The funny part in this is that the Lord said to me several months ago that I would not go for a job. I had always asked, “Lord, can I please go with a job offer?” I wanted to be able to tell my family, my friends, my peers that I am going because I got this great job offer. But, the Lord said this would not be. I would go because of His work, and I would have to say this is the reason. The Lord is calling me there for ministry — no other reason. I was uncomfortable with this response. I wanted the easier way, but He said, I had to say it was to do His work.
Now, I see it. I see that my feelings of wanting to go were so tangled up in my past, in my memories of youth, and in my wishful wants (farmhouses, for example). I was all confused about why I was being asked to go, and I kept trying to make the going about other things (Was it a good choice for my son? Would I find work there?) It wasn’t like that those details weren’t important, rather it was that the Lord already had those details covered. The big issue was whether or not I would go because He asked me to go. It was about obedience to His command to go. Would I go for no other reason than because He asked me to do so? I was confused. I was confounded. I kept pounding Him with the details when all He wanted me to say was “yes or no.” Would I go because my Lord, my Savior, my King, and my God, asked me to go? No other reason. No other details necessary. My answer was never clear so the Lord didn’t relent. He gave me time to think about it. Time to imagine it. Time to consider what to do.
In the end, I made my decision. Today, as a matter of fact, I said, “Lord, I will go because you have asked me to go.” Yes, I will go without a job. I will go without knowing the details of the move. I will go without really even knowing what I am to do there. He has asked me to go, and today there is only one response necessary.
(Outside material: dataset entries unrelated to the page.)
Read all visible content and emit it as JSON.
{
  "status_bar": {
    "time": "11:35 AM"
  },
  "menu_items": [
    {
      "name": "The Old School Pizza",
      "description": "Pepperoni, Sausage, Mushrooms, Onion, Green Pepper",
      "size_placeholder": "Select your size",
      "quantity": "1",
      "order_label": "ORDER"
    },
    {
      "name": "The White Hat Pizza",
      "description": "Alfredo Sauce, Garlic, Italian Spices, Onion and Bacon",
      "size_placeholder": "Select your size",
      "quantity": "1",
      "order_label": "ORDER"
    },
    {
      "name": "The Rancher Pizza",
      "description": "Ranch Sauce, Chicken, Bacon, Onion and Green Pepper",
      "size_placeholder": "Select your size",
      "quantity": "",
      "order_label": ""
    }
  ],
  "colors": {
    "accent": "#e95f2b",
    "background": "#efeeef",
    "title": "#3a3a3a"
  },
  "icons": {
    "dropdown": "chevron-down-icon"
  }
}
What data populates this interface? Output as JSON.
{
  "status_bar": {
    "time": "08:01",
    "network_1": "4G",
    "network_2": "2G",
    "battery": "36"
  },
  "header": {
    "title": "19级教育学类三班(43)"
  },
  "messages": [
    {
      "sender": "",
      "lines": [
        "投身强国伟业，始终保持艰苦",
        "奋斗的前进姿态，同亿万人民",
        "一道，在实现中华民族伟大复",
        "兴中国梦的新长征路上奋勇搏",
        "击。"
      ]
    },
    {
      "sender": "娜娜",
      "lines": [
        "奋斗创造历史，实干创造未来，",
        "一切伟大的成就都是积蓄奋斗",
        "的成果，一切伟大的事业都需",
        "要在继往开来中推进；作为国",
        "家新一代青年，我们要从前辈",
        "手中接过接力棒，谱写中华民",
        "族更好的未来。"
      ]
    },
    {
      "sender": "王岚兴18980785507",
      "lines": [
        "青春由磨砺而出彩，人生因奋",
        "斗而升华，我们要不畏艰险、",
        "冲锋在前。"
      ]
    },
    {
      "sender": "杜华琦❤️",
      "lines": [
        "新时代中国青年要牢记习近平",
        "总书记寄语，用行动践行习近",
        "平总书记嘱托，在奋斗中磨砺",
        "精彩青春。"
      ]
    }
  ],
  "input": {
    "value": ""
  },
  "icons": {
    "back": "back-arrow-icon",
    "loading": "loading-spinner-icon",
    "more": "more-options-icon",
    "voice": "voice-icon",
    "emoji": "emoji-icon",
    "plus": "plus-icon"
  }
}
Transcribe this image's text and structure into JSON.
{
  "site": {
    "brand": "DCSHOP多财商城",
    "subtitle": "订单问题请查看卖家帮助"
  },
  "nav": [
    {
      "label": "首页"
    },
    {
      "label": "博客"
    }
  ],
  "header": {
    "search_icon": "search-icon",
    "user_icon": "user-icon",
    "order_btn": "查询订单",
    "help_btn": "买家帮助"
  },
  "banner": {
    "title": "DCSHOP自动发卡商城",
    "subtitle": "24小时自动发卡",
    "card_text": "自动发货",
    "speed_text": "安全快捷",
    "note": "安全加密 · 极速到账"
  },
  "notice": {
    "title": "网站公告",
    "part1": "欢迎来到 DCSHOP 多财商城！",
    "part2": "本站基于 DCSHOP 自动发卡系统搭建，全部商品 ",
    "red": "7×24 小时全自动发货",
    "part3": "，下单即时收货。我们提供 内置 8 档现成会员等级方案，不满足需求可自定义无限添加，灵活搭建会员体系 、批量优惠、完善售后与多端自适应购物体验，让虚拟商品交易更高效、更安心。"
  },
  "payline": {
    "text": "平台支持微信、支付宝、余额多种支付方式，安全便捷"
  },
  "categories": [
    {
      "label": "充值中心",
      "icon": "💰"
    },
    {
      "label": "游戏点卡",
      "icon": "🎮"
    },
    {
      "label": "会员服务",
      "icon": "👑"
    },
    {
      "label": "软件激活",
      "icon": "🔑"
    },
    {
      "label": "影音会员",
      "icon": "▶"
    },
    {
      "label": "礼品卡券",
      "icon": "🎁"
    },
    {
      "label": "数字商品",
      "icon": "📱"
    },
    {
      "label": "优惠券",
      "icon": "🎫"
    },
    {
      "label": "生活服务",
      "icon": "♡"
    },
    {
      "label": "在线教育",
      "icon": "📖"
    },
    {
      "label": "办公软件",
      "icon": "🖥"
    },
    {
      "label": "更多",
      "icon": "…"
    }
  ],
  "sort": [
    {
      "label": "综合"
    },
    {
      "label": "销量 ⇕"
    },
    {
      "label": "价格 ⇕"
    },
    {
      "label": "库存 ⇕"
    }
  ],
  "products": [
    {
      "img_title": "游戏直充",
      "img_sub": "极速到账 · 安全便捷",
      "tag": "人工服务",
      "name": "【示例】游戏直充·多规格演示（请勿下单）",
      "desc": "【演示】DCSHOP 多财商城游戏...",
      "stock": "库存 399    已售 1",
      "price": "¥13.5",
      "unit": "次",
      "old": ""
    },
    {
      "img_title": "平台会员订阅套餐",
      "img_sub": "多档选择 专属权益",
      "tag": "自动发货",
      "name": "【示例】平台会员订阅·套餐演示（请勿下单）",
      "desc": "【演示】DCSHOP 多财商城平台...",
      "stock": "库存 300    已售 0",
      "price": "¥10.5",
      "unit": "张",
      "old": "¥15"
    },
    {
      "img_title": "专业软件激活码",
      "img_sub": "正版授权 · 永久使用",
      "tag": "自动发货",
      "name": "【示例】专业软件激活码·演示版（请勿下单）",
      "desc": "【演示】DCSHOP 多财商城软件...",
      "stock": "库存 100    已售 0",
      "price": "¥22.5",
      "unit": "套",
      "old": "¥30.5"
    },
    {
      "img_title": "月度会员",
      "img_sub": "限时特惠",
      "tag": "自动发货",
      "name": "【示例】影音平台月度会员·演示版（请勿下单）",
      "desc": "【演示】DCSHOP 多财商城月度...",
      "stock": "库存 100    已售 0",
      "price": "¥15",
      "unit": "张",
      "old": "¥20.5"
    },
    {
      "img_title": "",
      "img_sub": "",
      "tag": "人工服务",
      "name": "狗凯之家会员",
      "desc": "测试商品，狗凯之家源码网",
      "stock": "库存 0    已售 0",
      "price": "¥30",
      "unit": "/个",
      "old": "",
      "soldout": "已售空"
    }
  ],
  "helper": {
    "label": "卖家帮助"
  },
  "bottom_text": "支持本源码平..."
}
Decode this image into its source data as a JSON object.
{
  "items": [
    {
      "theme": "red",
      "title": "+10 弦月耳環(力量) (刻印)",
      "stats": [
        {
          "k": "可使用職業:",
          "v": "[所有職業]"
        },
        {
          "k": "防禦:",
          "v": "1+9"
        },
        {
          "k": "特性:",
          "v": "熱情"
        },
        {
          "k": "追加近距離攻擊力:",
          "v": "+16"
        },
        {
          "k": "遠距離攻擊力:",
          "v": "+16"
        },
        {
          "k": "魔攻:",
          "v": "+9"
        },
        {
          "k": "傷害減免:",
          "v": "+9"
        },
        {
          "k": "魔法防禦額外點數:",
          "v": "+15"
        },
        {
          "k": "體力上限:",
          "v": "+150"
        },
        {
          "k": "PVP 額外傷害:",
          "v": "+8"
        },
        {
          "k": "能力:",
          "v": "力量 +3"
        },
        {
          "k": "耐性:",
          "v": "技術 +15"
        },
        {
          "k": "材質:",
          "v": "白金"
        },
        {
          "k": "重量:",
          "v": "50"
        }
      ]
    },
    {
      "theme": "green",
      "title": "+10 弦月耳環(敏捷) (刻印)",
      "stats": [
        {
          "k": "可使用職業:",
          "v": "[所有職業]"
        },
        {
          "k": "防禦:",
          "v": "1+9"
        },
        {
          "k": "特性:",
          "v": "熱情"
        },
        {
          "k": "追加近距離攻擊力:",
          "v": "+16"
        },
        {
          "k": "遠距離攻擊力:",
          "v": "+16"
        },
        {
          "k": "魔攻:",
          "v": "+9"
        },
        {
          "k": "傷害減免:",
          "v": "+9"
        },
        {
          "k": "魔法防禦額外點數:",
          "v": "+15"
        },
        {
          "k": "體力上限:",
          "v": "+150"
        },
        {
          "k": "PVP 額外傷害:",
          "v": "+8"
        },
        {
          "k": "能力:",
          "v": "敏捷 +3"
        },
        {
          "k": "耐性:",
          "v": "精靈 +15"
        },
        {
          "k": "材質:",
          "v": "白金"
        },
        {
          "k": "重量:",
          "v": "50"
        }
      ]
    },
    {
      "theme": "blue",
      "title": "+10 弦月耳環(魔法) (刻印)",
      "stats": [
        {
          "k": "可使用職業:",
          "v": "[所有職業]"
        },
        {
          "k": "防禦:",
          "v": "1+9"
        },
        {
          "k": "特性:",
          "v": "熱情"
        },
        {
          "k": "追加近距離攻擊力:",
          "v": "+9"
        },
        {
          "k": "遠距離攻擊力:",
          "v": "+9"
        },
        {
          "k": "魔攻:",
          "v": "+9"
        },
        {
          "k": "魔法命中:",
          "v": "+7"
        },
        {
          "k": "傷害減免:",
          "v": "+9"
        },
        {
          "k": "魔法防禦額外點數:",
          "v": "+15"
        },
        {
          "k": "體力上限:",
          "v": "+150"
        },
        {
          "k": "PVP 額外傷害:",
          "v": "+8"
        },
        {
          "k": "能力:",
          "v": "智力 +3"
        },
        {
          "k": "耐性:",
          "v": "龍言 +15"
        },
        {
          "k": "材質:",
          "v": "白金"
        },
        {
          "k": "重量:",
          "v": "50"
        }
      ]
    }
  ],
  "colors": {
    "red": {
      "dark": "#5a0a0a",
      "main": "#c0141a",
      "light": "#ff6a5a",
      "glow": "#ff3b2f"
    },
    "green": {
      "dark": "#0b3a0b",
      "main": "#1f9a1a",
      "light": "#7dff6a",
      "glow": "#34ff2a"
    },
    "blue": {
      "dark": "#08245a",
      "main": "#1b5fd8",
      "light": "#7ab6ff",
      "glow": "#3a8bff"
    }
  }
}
Yes, I will go.
I am settled. I am set now, and I am ready to go. The Lord has been telling me that I have been ready to move for a while, but I haven’t really been in the right head, so to speak, to do it. I have been mixed up, as I blogged previously, about going, staying, remaining, and all the language associated with movement. Today, though, I have come to terms with what the Lord was asking me — a simple question — but one that I had failed to answer fully, completely, and honestly. I am ready now, Lord. I will go where you send me. I will live where you tell me to live. I will do the work you have prepared me to do. I will do all these things because you have asked me — for no other reason — than to walk in faithful obedience to the One who calls me by name.